College students on the brink of graduation have many decisions to make about the future. As they step out into the wide world, one conundrum they might face is which job offer to accept: the one with the higher paycheck, or the one that more closely aligns with their goals?

As the president of EBR Energy LP in Sugar Land, Texas, Mark Ely ’83 what employers are looking for in new hires. He had some advice for Mays students from the other side of the desk, as well as from his past experiences being in their shoes.

EBR Energy LP president Mark Ely '83 writes down characteristics of an ideal employee during a brainstorming session with Mays management students.
EBR Energy LP president Mark Ely ’83 writes down characteristics of an ideal employee during a brainstorming session with Mays management students. (view more photos)

Ely spoke about the importance of having a plan, a flexible plan. He admitted when he left college, he didn’t know what he wanted to do. “It’s a good idea to make a list of things you want to accomplish, and then keep that list in mind when you go out looking for a job.” He went on to note that one of the biggest mistakes a young professional can make is choosing a job purely on the basis of income. Yes, Ely conceded, it’s nice to be able to live the lifestyle you want, but the most important thing is that you’re happy doing what you do. “Is this company going to help accomplish my goals? Do we have the same goals? Those are the questions you need to be asking,” Ely said as he compared job-hunting to relationships. In the same way people surround themselves with friends who have similar goals, they should also look for a company with goals that match.

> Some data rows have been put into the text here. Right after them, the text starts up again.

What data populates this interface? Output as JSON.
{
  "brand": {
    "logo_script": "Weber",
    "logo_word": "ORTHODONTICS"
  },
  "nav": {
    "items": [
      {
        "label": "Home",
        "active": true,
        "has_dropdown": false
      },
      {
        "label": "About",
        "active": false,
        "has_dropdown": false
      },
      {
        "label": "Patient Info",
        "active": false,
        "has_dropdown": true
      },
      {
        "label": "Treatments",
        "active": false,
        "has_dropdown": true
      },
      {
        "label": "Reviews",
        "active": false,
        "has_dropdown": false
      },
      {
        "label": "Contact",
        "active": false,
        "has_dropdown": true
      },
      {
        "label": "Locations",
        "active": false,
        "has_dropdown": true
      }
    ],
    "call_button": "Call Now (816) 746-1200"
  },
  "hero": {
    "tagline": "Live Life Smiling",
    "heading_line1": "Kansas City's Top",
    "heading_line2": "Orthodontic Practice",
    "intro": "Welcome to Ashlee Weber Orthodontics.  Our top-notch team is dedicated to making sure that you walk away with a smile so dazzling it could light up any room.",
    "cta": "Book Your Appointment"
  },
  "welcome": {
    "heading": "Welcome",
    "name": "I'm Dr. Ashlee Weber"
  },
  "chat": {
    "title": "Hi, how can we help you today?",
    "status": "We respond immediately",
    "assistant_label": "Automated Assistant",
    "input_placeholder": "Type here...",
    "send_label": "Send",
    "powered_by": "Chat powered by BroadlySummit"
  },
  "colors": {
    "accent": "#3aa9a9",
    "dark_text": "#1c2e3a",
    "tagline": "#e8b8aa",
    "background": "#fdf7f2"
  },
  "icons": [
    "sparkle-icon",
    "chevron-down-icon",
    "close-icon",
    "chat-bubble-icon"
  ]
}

Students asked Ely, how do you impress potential employers? Ely considered the question, then repackaged it and turned it back over to the students: “What do you think is going to be expected of you from your future employer?” As students spouted off characteristics of the ideal employee, Ely grabbed a marker and began making a list on the whiteboard. He talked about the merits of each of their answers, and then condensed the sizable list down to two main characteristics: communication and problem-solving skills.

Communicating effectively is one of the most important qualities EBR Energy looks for. “You can have a brilliant idea, but if you can’t communicate it effectively, then it won’t do anybody any good.”

When it comes to problem solving, Ely knows whereof he speaks: his business requires creative thinking daily to thrive in an ever-changing market. “The lifecycle for one of our projects is approximately five years,” Ely said as he talked about the significant investment that goes into problem solving and innovation. In all facets of business, an employer is going to want the most effective answer to a problem, not merely a right answer.

Though there are many concerns for young people in the workplace, the most important thing of all, Ely told students, is to remember that, “you are a unique individual with unique characteristics. Don’t let [corporations] change you.”